... for believing that “The God Delusion” (TGD) is the knockout blow in the supposed “faith versus reason” debate. Three books have now been published in response – one scholarly (“The Dawkins Delusion?” Alister McGrath and Joanna Collicutt McGrath), one playful (“Darwin's Angel”, John Cornwell) and this one. Each treats Dawkins with respect – all three authors are positive about much of his earlier writing; each draws on a much wider range of sources than Dawkins does; each dismantles Dawkins' analysis of the Bible, history and social phenomena; each rebuts Dawkins' argument that God is improbable, which undermines the premise upon which the rest of the book is based. Incidentally, the fact that this premise was invalid was the reason why in my review of TGD on Amazon, I said that there wasn't much point in reading the rest of the book. I stand by this criticism.Review of "The Dawkins Letters: Challenging Atheist Myths" by David Robertson, posted on Amazon.
None of the books is long – Robertson's is just 140 pages. The fundamental reason for this is that Dawkins' arguments are insubstantial – they simply don't take much refuting. This is startling, given that many of the million-odd copies of TGD that have been sold were presumably bought by people who swallowed it whole (though a near-atheist friend of mine commented, “Pile of s***e, wasn't it? And I love RD”).
The story of how David Robertson's book came about is fairly well known. Robertson is a pastor, and having read Dawkins' book, wrote a letter in response and posted it on his church website. This found its way onto Dawkins' own website, and generated a huge response – which led to Robertson writing further letters. These form the basis of his book.
Of these three books published in response to TGD, “The Dawkins Letters” is probably the one I preferred. I think this is because Robertson is most similar to me philosophically; I find that he articulates most clearly the thoughts that I struggled to get into order whilst I read Dawkins' book. Also, unlike Dawkins, Cornwell and McGrath, Robertson is not writing from the shelter of an academic ivory tower – his beliefs are being put to test in a real world of real people. It is clearly a Christian book – even an “apologetic” one. Dawkins refuses to engage with people who disagree with him. This is one of the most significant weaknesses of TGD, and indeed of Dawkins' more recent work in general, as the effect is that it is like reading a rant, rather than dialectic. Robertson points out that the traits that Dawkins describes as being present in fundamentalists are present and writ large in his own work – mocking stereotype versions of opponents' arguments, refusing to engage with the “unenlightened”, even the crusade meetings, where the triumphs of the movement are lauded by the faithful.
Robertson's book is full of quotable passages.
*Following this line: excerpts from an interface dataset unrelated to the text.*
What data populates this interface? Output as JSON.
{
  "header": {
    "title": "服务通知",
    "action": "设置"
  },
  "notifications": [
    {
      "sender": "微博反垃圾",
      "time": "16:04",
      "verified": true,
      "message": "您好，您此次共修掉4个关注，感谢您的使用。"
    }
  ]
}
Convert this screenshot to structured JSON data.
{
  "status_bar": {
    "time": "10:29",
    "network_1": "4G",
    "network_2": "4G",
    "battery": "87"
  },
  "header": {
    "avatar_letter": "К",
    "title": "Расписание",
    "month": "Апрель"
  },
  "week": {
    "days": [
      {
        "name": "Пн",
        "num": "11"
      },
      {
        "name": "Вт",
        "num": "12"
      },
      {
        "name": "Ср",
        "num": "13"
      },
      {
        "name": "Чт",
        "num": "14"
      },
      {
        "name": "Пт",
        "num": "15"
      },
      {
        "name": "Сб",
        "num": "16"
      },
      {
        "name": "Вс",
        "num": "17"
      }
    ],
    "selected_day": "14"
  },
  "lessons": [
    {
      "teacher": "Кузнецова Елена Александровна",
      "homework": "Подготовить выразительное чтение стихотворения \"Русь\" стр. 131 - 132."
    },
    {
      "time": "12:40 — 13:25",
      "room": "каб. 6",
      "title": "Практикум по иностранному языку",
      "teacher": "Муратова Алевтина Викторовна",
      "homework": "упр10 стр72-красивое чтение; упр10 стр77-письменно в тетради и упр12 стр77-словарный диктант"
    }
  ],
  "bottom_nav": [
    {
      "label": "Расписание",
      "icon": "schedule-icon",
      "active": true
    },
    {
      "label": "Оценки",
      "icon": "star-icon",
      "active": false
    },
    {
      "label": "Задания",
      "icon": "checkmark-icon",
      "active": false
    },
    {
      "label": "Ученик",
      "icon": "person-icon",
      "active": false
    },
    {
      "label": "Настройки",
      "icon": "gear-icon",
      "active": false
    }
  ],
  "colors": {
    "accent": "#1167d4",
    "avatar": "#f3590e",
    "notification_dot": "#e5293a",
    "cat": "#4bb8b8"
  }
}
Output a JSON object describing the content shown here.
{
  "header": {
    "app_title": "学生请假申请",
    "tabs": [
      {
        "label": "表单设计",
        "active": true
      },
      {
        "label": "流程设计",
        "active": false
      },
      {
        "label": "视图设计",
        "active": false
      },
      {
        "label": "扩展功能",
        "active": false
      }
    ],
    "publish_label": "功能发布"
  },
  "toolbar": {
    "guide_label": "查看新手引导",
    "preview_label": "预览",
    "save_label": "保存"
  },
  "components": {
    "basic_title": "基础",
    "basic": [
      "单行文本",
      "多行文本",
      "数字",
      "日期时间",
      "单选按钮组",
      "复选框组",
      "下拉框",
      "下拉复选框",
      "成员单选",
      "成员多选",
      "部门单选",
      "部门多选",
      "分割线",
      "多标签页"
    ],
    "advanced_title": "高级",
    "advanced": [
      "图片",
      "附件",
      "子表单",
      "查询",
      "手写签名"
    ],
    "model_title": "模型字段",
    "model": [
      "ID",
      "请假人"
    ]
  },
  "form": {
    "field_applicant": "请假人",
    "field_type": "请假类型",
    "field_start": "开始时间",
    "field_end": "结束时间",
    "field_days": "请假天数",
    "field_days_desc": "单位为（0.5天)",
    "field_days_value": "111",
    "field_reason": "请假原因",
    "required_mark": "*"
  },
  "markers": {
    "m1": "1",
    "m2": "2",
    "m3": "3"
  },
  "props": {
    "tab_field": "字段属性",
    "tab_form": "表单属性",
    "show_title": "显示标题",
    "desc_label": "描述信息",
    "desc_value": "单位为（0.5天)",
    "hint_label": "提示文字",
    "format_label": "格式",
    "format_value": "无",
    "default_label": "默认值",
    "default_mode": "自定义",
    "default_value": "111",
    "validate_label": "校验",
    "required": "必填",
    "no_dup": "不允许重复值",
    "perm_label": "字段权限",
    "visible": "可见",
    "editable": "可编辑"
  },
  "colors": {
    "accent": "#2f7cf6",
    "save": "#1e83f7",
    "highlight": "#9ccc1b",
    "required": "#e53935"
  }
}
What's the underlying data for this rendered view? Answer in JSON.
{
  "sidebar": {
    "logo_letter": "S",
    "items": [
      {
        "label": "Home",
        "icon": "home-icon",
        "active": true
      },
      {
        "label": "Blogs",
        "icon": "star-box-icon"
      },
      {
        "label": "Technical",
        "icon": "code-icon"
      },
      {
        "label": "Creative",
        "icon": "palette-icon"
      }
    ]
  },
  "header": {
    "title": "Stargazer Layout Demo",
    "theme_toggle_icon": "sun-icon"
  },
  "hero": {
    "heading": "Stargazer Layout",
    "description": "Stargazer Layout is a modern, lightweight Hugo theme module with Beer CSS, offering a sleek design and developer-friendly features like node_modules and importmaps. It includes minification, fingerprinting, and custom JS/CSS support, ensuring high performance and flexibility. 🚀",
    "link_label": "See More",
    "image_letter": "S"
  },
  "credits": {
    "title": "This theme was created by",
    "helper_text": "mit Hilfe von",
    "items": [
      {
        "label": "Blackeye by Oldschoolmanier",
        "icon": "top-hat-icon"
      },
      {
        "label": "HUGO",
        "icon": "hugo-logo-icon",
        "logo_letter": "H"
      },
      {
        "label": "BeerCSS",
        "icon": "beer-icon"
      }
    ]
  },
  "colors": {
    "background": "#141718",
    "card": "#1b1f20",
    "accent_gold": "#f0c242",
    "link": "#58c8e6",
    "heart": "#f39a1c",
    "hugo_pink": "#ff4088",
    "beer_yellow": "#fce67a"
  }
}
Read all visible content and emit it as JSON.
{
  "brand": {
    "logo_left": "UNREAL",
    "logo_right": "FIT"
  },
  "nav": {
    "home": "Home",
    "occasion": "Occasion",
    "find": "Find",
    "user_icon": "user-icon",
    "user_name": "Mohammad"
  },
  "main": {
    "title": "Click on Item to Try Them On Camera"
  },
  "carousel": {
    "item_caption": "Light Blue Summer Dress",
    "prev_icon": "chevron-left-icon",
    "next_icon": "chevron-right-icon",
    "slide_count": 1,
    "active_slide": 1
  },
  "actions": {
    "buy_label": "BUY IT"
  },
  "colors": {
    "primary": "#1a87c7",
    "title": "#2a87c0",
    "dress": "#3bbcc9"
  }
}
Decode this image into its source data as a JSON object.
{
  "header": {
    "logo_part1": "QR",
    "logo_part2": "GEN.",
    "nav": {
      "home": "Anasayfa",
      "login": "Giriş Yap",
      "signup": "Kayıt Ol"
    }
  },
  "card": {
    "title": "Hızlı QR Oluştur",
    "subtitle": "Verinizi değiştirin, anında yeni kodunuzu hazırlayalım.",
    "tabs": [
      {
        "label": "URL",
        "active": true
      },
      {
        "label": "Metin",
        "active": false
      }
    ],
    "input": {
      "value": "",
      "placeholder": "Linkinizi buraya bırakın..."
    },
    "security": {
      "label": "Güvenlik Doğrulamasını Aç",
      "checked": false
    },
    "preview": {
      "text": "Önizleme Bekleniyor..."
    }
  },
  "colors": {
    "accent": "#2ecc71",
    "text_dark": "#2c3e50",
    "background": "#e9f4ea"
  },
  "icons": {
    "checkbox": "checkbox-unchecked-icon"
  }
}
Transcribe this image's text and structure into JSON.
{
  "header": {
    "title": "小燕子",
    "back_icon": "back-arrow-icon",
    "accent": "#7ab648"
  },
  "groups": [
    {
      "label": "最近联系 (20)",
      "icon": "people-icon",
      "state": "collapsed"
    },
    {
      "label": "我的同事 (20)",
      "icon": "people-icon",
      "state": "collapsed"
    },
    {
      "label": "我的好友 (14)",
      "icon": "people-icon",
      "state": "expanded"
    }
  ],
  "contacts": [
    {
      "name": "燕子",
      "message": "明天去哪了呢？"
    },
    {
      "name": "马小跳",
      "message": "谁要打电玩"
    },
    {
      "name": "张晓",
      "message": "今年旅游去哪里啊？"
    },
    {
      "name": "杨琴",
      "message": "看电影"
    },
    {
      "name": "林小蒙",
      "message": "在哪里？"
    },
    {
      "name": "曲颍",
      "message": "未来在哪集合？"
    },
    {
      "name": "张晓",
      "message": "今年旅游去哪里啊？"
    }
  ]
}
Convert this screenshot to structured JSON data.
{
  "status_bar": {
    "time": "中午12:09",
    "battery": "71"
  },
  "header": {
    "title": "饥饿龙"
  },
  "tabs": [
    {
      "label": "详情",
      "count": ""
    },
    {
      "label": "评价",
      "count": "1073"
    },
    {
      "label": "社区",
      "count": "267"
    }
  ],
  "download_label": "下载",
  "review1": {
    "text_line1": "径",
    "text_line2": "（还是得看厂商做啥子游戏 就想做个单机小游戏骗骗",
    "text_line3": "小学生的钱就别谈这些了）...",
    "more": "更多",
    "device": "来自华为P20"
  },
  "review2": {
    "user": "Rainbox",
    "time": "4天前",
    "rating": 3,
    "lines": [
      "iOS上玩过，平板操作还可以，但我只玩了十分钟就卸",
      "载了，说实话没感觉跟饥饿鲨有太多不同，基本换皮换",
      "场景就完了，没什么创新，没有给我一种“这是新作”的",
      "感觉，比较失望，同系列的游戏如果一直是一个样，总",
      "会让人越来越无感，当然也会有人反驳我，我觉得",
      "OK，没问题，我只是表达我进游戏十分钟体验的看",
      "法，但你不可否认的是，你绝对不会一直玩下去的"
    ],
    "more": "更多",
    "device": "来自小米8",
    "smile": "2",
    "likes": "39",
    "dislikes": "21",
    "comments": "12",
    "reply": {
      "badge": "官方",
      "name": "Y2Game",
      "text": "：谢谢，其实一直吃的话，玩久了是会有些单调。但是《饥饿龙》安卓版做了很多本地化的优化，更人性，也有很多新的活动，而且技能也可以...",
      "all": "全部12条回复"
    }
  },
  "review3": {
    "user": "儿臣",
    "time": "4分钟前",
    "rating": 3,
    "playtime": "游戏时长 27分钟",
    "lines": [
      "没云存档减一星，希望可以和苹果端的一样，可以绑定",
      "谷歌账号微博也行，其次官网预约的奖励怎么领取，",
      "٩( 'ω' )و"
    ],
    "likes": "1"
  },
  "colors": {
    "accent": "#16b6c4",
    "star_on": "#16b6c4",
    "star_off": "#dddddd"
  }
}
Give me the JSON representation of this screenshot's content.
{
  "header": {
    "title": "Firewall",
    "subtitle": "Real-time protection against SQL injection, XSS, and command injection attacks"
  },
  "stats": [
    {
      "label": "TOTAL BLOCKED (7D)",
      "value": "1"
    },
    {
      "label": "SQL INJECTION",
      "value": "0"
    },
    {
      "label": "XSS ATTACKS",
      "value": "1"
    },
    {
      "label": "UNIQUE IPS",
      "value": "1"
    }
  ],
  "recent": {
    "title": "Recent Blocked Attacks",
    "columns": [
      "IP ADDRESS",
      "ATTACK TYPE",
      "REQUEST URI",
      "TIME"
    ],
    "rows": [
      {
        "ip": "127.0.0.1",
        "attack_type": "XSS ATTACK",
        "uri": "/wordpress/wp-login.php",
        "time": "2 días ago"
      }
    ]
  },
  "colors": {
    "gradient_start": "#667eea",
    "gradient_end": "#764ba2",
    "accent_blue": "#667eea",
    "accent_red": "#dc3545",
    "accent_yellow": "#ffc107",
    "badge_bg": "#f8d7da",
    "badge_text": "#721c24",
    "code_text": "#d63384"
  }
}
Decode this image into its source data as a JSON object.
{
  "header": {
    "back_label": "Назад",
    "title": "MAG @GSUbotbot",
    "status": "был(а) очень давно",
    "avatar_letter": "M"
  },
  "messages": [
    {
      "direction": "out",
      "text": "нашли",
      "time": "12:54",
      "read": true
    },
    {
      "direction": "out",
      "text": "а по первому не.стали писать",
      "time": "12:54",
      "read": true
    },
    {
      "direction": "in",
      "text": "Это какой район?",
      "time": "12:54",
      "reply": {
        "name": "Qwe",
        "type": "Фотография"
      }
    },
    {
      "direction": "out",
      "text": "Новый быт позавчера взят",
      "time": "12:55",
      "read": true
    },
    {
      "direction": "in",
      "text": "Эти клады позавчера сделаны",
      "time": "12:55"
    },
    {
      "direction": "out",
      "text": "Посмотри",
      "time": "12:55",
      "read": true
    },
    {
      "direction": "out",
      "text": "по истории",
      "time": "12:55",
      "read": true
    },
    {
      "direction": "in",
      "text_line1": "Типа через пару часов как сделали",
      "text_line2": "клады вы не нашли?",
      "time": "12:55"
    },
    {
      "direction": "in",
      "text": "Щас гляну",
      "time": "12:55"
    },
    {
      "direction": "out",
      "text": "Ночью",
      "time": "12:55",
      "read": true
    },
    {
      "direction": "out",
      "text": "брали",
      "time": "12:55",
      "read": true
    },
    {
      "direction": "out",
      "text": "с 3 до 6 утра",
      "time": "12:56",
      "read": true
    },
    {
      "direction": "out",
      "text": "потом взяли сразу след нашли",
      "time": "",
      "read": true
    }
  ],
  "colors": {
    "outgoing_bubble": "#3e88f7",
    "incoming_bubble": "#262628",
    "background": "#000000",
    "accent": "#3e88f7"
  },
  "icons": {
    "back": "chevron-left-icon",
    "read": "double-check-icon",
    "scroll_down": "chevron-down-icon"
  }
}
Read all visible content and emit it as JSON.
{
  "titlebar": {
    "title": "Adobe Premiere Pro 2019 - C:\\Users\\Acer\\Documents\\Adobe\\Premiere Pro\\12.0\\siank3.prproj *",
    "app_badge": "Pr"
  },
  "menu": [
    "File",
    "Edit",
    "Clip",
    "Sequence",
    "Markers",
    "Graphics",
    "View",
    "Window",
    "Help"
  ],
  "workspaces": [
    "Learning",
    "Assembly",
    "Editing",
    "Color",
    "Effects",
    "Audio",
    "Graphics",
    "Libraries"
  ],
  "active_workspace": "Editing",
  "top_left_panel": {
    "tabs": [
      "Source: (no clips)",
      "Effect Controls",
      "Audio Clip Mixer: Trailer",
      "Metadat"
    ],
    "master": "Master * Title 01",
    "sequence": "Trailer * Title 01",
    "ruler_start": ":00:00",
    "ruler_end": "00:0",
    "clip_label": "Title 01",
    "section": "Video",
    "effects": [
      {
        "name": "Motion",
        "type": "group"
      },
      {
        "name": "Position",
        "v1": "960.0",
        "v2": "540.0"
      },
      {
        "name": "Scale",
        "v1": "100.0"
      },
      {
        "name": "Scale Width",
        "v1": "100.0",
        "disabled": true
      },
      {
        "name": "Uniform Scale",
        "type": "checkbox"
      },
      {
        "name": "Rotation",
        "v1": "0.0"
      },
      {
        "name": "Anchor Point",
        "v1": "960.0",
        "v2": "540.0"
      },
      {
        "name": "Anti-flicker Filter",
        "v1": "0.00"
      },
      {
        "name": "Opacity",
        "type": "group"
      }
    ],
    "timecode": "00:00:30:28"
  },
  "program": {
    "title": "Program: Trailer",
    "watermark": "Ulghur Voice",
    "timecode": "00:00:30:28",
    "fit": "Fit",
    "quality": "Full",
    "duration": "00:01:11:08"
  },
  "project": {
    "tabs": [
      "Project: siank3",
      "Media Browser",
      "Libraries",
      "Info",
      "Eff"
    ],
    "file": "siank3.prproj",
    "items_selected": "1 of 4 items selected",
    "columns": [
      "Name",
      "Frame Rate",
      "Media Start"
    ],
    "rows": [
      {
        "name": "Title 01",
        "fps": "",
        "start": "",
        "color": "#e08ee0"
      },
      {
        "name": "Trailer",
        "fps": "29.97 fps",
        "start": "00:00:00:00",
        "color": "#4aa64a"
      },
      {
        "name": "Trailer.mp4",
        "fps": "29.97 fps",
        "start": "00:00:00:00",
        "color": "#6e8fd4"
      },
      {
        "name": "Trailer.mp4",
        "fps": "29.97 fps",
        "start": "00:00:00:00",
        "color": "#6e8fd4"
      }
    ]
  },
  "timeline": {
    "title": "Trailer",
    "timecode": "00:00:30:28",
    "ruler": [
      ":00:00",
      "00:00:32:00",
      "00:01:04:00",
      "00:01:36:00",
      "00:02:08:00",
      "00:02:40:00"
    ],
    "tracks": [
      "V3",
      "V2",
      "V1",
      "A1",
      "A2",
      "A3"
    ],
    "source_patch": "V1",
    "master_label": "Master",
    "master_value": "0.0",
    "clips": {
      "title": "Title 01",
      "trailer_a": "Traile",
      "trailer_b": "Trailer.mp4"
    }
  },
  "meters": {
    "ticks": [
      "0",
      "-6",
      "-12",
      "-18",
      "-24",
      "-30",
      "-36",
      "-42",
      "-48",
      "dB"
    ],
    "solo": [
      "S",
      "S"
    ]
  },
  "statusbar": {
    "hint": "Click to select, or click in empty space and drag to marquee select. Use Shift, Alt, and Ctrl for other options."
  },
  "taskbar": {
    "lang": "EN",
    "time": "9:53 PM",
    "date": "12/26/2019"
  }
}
One section that interested me in particular was what he wrote about Hitler. Atheists, including Dawkins, pick up quotations which suggest that Hitler claimed what he was doing was a Christian crusade, rather than the outworking of atheist philosophy. Conveniently, Robertson studied Hitler “extensively”, and is able to explain the context in which such quotations came, and also from Hitler's private conversations, to explain what Hitler really thought about Christianity - “The heaviest blow that ever struck humanity was the coming of Christianity.”
“The Dawkins Letters” is a readable and considered response to TGD. It will encourage and help any Christians who don't know what to say, and for non-Christians who are at least prepared to wonder if things aren't quite as Dawkins has made out, it makes a good case for at least one alternative worldview. Again, the charge of “opportunistic publishing” will be levelled – but if no response was forthcoming, then the assumption would be that Dawkins was irrefutable.